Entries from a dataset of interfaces
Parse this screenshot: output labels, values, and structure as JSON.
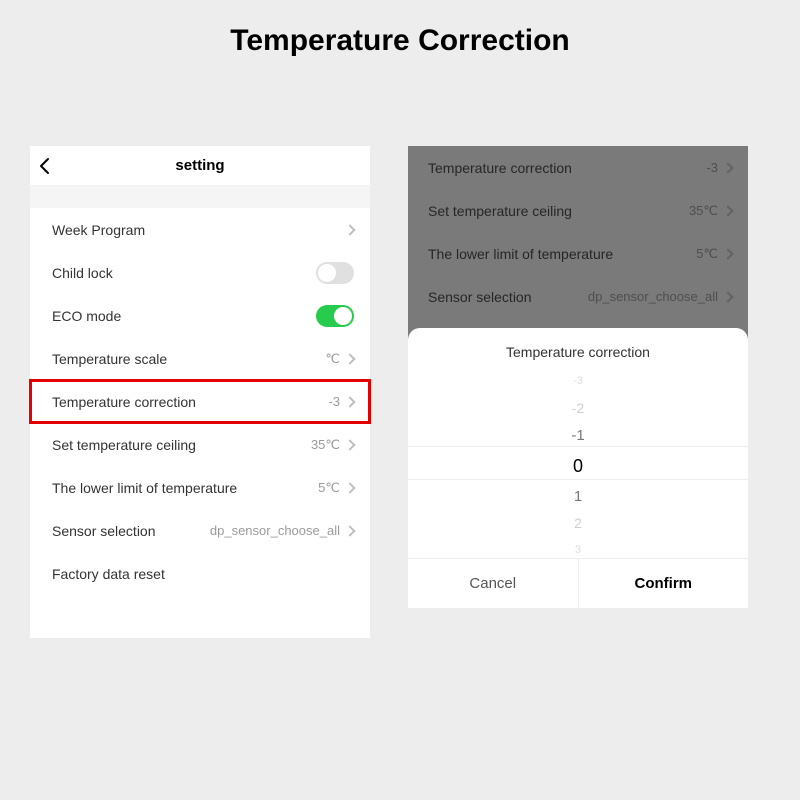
{
  "page_title": "Temperature Correction",
  "left": {
    "topbar_title": "setting",
    "rows": {
      "week_program": "Week Program",
      "child_lock": "Child lock",
      "eco_mode": "ECO mode",
      "temp_scale_label": "Temperature scale",
      "temp_scale_value": "℃",
      "temp_corr_label": "Temperature correction",
      "temp_corr_value": "-3",
      "ceiling_label": "Set temperature ceiling",
      "ceiling_value": "35℃",
      "lower_label": "The lower limit of temperature",
      "lower_value": "5℃",
      "sensor_label": "Sensor selection",
      "sensor_value": "dp_sensor_choose_all",
      "factory_reset": "Factory data reset"
    }
  },
  "right": {
    "bg": {
      "temp_corr_label": "Temperature correction",
      "temp_corr_value": "-3",
      "ceiling_label": "Set temperature ceiling",
      "ceiling_value": "35℃",
      "lower_label": "The lower limit of temperature",
      "lower_value": "5℃",
      "sensor_label": "Sensor selection",
      "sensor_value": "dp_sensor_choose_all"
    },
    "sheet": {
      "title": "Temperature correction",
      "picker": {
        "m3": "-3",
        "m2": "-2",
        "m1": "-1",
        "zero": "0",
        "p1": "1",
        "p2": "2",
        "p3": "3"
      },
      "cancel": "Cancel",
      "confirm": "Confirm"
    }
  }
}
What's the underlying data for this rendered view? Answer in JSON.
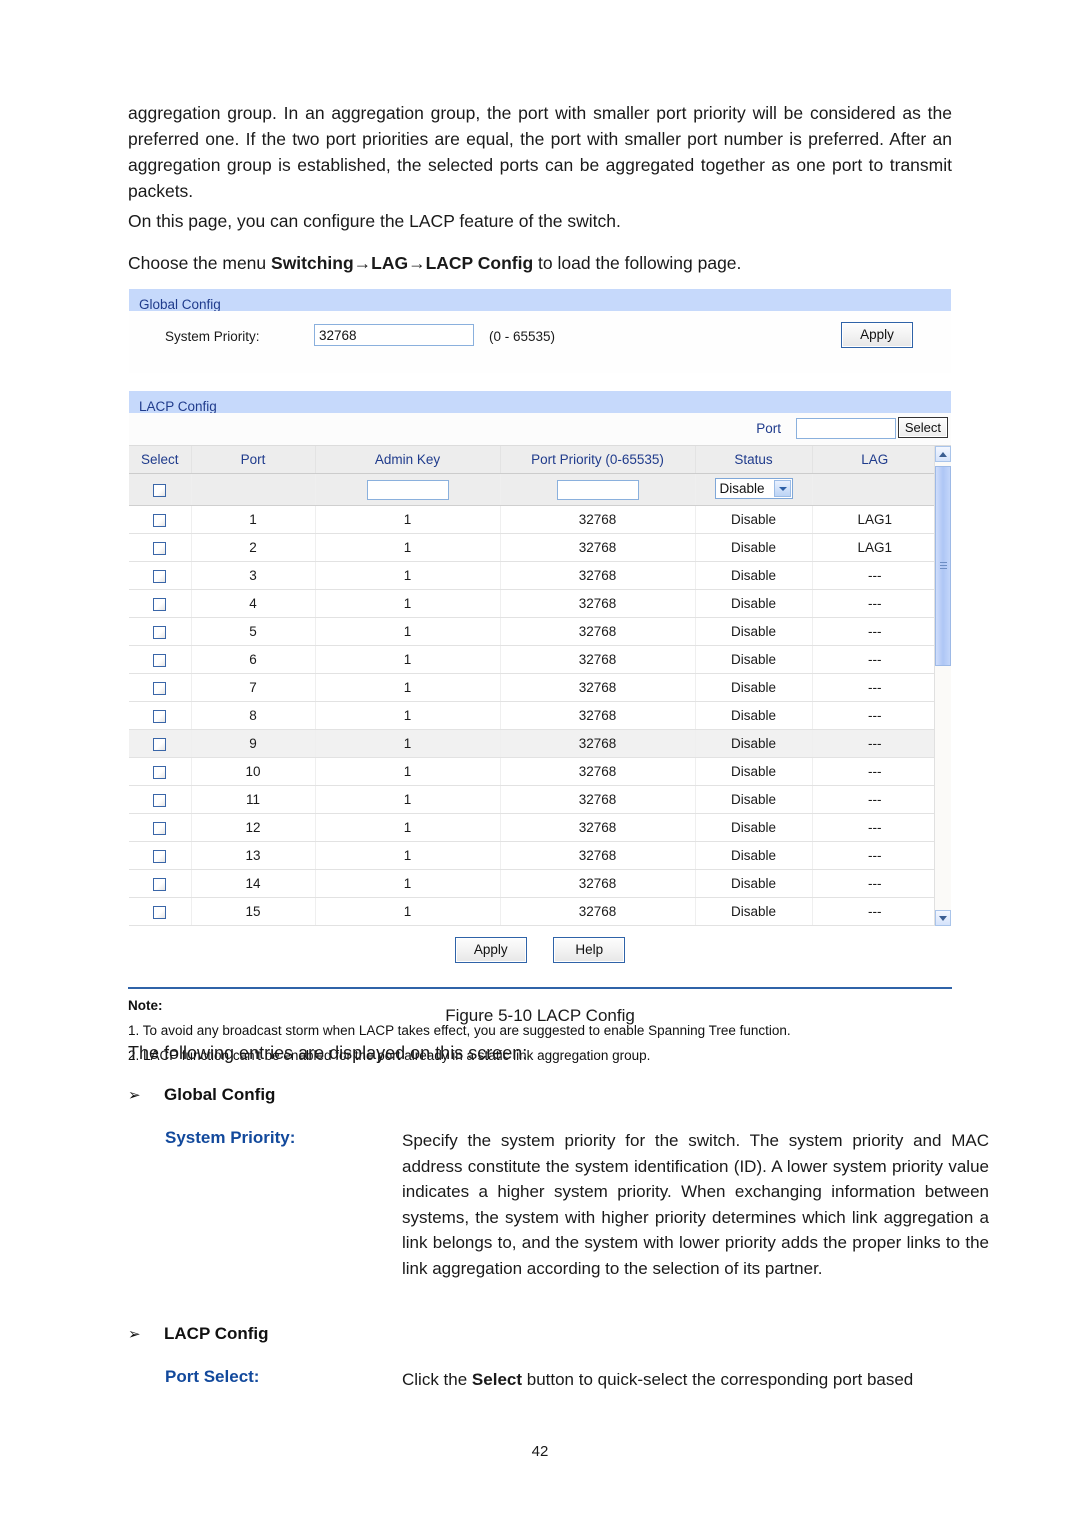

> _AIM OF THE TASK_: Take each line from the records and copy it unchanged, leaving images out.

> _TASK OUTPUT_:
Parse this screenshot: output labels, values, and structure as JSON.
{
  "page_title": "Temperature Correction",
  "left": {
    "topbar_title": "setting",
    "rows": {
      "week_program": "Week Program",
      "child_lock": "Child lock",
      "eco_mode": "ECO mode",
      "temp_scale_label": "Temperature scale",
      "temp_scale_value": "℃",
      "temp_corr_label": "Temperature correction",
      "temp_corr_value": "-3",
      "ceiling_label": "Set temperature ceiling",
      "ceiling_value": "35℃",
      "lower_label": "The lower limit of temperature",
      "lower_value": "5℃",
      "sensor_label": "Sensor selection",
      "sensor_value": "dp_sensor_choose_all",
      "factory_reset": "Factory data reset"
    }
  },
  "right": {
    "bg": {
      "temp_corr_label": "Temperature correction",
      "temp_corr_value": "-3",
      "ceiling_label": "Set temperature ceiling",
      "ceiling_value": "35℃",
      "lower_label": "The lower limit of temperature",
      "lower_value": "5℃",
      "sensor_label": "Sensor selection",
      "sensor_value": "dp_sensor_choose_all"
    },
    "sheet": {
      "title": "Temperature correction",
      "picker": {
        "m3": "-3",
        "m2": "-2",
        "m1": "-1",
        "zero": "0",
        "p1": "1",
        "p2": "2",
        "p3": "3"
      },
      "cancel": "Cancel",
      "confirm": "Confirm"
    }
  }
}
What's the underlying data for this rendered view? Answer in JSON.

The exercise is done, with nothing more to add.